I know we are a poor country, and cannot afford supersonic fighters like the French navy’s Dassault Rafale, but we cannot allow our two new aircraft carriers to put to sea with no aircraft at all. Whilst we still have the plans, and the know-how, we should set about building at least two squadrons of Swordfish, to be ready for action when the carriers are commissioned.
We may not be able to match French or American fire power at sea, but we will, at least, be more than a match for Indian Ocean pirates.
D Waddington, Ringwood, Hampshire
Atos needs some facts
The Government is discriminating against people with disabilities, including Parkinson’s disease, as a result of entirely unacceptable ignorance. Appointing an agency such as Atos to make life-changing decisions about people, giving them neither the knowledge or information necessary to make correct judgements is entirely unacceptable.
As a specialist physiotherapist in Parkinson’s, I know that many of my patients’ anxiety levels, already heightened as a symptom of Parkinson’s, are alarmingly threatened by suggestions of benefits being removed. Symptoms of Parkinson’s commonly fluctuate, and medication can wear off, causing sudden changes in mobility and ability to carry out activities of daily living.
Atos needs to accept that it is making wrong decisions based on inappropriate information, and seek guidance from medical experts.
Fiona Lindop, Duffield, Derbyshire
The schools parents choose
The finding of a survey that half of parents would opt to send their children to state schools even if money was no object (report, 28 August) does not tell us much. It would be more informative to judge the actions of those already in that position.
Top bankers, Premier League footballers, successful company directors, chief executives of councils, quangos and big charities are a diverse bunch. What proportion of these opt for the state system?
Admittedly, those of modest means who find their circumstances change dramatically may be different. Can anyone provide the relevant statistics for lottery winners?
Rupert Fast, Esher, Surrey
Make things, like the Germans
John Rentoul’s article of 28 August was largely about the inadvisability of investing in HS2, and I find myself in agreement with much of what he has to say. However, his references to banking and manufacturing are simplistic.
To say that we are “good at banking” defies the mountain of evidence that has been built up since 2008. Mismanagement at the Co-operative Bank has added to the mismanagement, and worse, at almost all of the British banks.

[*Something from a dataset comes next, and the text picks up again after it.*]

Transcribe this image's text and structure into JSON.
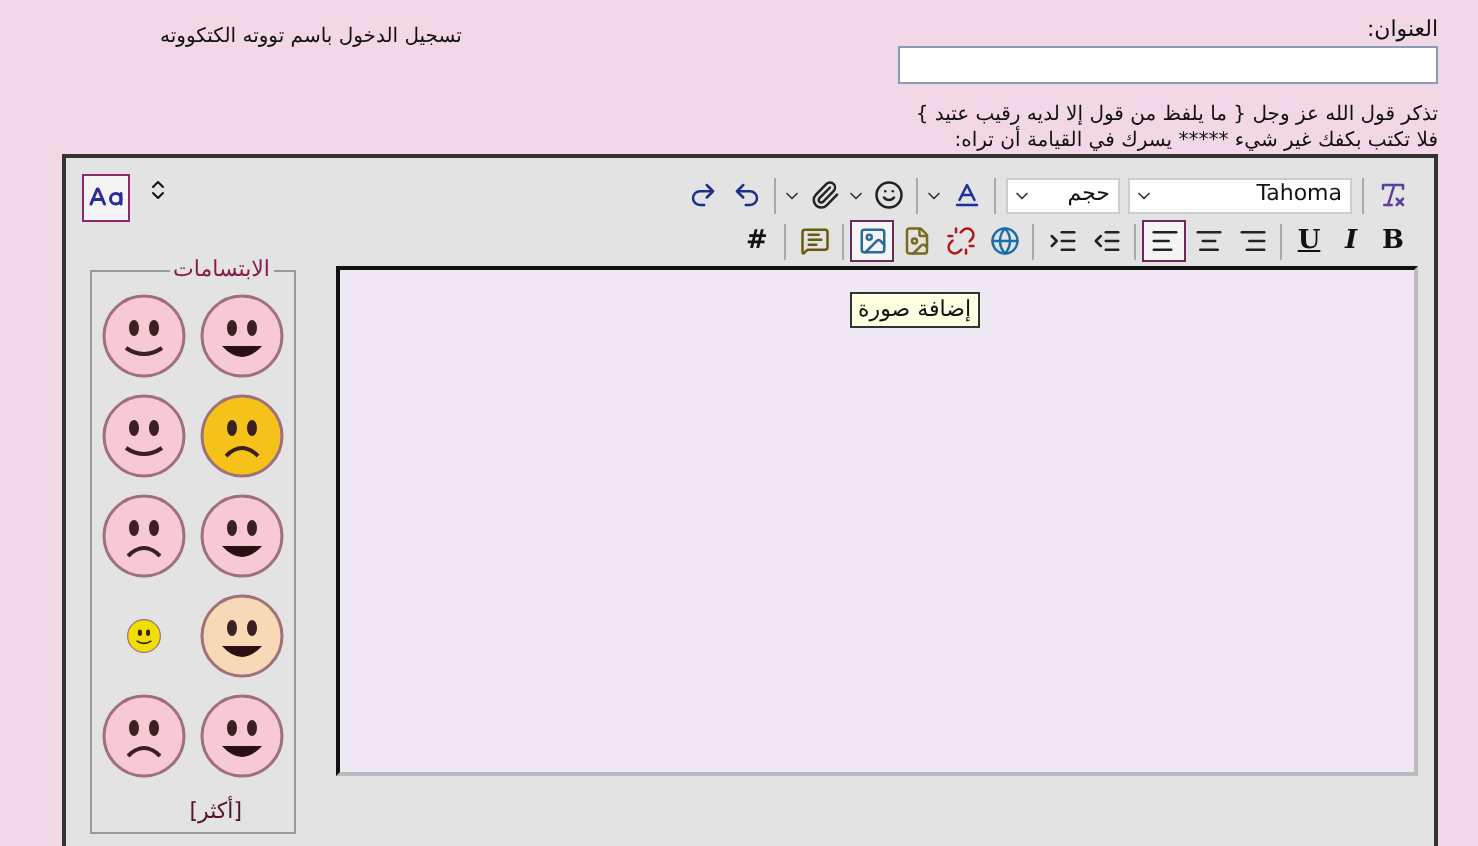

Rentoul argues that as it is cheaper to make things in the Far East, all manufacturing should be based there. Tell that to the Germans. They understand the importance of manufacturing to their economy. They have a better balanced economy than does Britain and they are the powerhouse of the wider European economy.
I suggest Mr Rentoul make a study of the German economy. He might then find some of the answers that he apparently seeks, especially to the unhealthy economic dominance of London and the South-east.
Roger Barstow Frost, Burnley, Lancashire
Presumably, the BBC will mark the 50th anniversary of President John F Kennedy’s assassination on 22 November 1963. It would be a fine gesture to broadcast the superb That Was The Week That Was programme which David Frost and the rest of that brilliant team put together in 24 hours, a copy of which is, I believe, preserved in the Library of Congress, such was their admiration.
John Birkett, St Andrews
Michael Gove has been most troubled recently about the number of times some students retake exams. Now he is insisting that those who have failed to achieve Grade C in English and maths should study them further and, presumably, retake the exams until they achieve the necessary standard. How does he square this circle?!
David Downing, Wimborne, Dorset
Help for the Bard
The revision of Romeo and Juliet by Julian Fellowes reminded me of the 1929 Hollywood production of the Taming of the Shrew, which lists in the credits – “The Taming of the Shrew by William Shakespeare – With additional dialogue by Sam Taylor”.
Peter Evans, Walton on Thames, Surrey